(SUPPLIED MATERIAL)
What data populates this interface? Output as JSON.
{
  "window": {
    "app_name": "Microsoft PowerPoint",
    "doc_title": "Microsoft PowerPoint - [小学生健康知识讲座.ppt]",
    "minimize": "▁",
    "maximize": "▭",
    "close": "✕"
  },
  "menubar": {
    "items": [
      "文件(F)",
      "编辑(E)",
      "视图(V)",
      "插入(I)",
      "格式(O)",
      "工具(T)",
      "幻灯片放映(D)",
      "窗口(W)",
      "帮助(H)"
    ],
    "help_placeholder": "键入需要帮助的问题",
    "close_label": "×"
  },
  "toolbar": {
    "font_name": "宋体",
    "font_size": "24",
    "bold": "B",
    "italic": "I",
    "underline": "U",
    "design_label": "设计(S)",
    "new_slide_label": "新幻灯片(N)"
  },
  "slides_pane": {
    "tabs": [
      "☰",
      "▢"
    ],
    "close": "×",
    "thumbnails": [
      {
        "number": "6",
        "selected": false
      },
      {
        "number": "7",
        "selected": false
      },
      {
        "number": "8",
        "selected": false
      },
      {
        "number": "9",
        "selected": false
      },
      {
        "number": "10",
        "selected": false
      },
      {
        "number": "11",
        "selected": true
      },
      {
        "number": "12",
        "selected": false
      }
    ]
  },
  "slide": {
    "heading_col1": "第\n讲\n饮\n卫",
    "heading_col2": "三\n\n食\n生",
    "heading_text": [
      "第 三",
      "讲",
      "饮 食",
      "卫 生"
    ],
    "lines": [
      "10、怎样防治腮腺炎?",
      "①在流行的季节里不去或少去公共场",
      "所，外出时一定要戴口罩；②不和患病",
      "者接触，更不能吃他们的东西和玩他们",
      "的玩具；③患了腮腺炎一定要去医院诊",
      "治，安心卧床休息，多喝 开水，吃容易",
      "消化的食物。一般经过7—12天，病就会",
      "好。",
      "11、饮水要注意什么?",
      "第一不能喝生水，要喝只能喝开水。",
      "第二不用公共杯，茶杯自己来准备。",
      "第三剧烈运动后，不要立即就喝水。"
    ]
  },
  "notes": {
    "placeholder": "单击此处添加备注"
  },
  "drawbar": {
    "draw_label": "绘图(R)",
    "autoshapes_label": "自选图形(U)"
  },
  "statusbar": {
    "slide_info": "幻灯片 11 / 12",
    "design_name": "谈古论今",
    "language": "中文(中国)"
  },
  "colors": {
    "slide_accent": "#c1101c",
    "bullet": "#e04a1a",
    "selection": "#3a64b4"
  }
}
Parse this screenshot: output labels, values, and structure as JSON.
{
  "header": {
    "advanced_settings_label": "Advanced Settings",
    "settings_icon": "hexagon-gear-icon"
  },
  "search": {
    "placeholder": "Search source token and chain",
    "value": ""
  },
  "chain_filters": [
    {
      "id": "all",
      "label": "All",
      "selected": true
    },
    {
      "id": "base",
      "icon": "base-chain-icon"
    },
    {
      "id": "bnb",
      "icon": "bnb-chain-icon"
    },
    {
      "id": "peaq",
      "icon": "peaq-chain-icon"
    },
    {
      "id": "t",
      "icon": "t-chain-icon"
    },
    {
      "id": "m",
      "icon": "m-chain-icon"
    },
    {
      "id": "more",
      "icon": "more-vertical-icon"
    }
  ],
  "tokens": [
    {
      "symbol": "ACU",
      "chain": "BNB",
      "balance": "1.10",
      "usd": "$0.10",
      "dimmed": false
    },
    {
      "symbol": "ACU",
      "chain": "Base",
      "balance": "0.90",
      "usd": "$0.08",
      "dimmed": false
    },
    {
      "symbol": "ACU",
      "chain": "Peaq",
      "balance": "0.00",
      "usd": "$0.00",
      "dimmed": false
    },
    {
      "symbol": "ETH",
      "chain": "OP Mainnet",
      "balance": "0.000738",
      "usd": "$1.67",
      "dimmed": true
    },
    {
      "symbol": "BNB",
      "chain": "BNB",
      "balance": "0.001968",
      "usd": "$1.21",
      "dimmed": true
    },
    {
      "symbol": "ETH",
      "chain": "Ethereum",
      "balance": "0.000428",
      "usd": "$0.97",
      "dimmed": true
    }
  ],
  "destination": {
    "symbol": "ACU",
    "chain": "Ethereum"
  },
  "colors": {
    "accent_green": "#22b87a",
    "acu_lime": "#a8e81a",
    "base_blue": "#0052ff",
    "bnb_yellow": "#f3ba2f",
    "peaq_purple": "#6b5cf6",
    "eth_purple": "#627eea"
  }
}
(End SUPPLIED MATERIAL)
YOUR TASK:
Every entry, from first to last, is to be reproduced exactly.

RESPONSE AREA:
What data populates this interface? Output as JSON.
{
  "window": {
    "app_name": "Microsoft PowerPoint",
    "doc_title": "Microsoft PowerPoint - [小学生健康知识讲座.ppt]",
    "minimize": "▁",
    "maximize": "▭",
    "close": "✕"
  },
  "menubar": {
    "items": [
      "文件(F)",
      "编辑(E)",
      "视图(V)",
      "插入(I)",
      "格式(O)",
      "工具(T)",
      "幻灯片放映(D)",
      "窗口(W)",
      "帮助(H)"
    ],
    "help_placeholder": "键入需要帮助的问题",
    "close_label": "×"
  },
  "toolbar": {
    "font_name": "宋体",
    "font_size": "24",
    "bold": "B",
    "italic": "I",
    "underline": "U",
    "design_label": "设计(S)",
    "new_slide_label": "新幻灯片(N)"
  },
  "slides_pane": {
    "tabs": [
      "☰",
      "▢"
    ],
    "close": "×",
    "thumbnails": [
      {
        "number": "6",
        "selected": false
      },
      {
        "number": "7",
        "selected": false
      },
      {
        "number": "8",
        "selected": false
      },
      {
        "number": "9",
        "selected": false
      },
      {
        "number": "10",
        "selected": false
      },
      {
        "number": "11",
        "selected": true
      },
      {
        "number": "12",
        "selected": false
      }
    ]
  },
  "slide": {
    "heading_col1": "第\n讲\n饮\n卫",
    "heading_col2": "三\n\n食\n生",
    "heading_text": [
      "第 三",
      "讲",
      "饮 食",
      "卫 生"
    ],
    "lines": [
      "10、怎样防治腮腺炎?",
      "①在流行的季节里不去或少去公共场",
      "所，外出时一定要戴口罩；②不和患病",
      "者接触，更不能吃他们的东西和玩他们",
      "的玩具；③患了腮腺炎一定要去医院诊",
      "治，安心卧床休息，多喝 开水，吃容易",
      "消化的食物。一般经过7—12天，病就会",
      "好。",
      "11、饮水要注意什么?",
      "第一不能喝生水，要喝只能喝开水。",
      "第二不用公共杯，茶杯自己来准备。",
      "第三剧烈运动后，不要立即就喝水。"
    ]
  },
  "notes": {
    "placeholder": "单击此处添加备注"
  },
  "drawbar": {
    "draw_label": "绘图(R)",
    "autoshapes_label": "自选图形(U)"
  },
  "statusbar": {
    "slide_info": "幻灯片 11 / 12",
    "design_name": "谈古论今",
    "language": "中文(中国)"
  },
  "colors": {
    "slide_accent": "#c1101c",
    "bullet": "#e04a1a",
    "selection": "#3a64b4"
  }
}
Parse this screenshot: output labels, values, and structure as JSON.
{
  "header": {
    "advanced_settings_label": "Advanced Settings",
    "settings_icon": "hexagon-gear-icon"
  },
  "search": {
    "placeholder": "Search source token and chain",
    "value": ""
  },
  "chain_filters": [
    {
      "id": "all",
      "label": "All",
      "selected": true
    },
    {
      "id": "base",
      "icon": "base-chain-icon"
    },
    {
      "id": "bnb",
      "icon": "bnb-chain-icon"
    },
    {
      "id": "peaq",
      "icon": "peaq-chain-icon"
    },
    {
      "id": "t",
      "icon": "t-chain-icon"
    },
    {
      "id": "m",
      "icon": "m-chain-icon"
    },
    {
      "id": "more",
      "icon": "more-vertical-icon"
    }
  ],
  "tokens": [
    {
      "symbol": "ACU",
      "chain": "BNB",
      "balance": "1.10",
      "usd": "$0.10",
      "dimmed": false
    },
    {
      "symbol": "ACU",
      "chain": "Base",
      "balance": "0.90",
      "usd": "$0.08",
      "dimmed": false
    },
    {
      "symbol": "ACU",
      "chain": "Peaq",
      "balance": "0.00",
      "usd": "$0.00",
      "dimmed": false
    },
    {
      "symbol": "ETH",
      "chain": "OP Mainnet",
      "balance": "0.000738",
      "usd": "$1.67",
      "dimmed": true
    },
    {
      "symbol": "BNB",
      "chain": "BNB",
      "balance": "0.001968",
      "usd": "$1.21",
      "dimmed": true
    },
    {
      "symbol": "ETH",
      "chain": "Ethereum",
      "balance": "0.000428",
      "usd": "$0.97",
      "dimmed": true
    }
  ],
  "destination": {
    "symbol": "ACU",
    "chain": "Ethereum"
  },
  "colors": {
    "accent_green": "#22b87a",
    "acu_lime": "#a8e81a",
    "base_blue": "#0052ff",
    "bnb_yellow": "#f3ba2f",
    "peaq_purple": "#6b5cf6",
    "eth_purple": "#627eea"
  }
}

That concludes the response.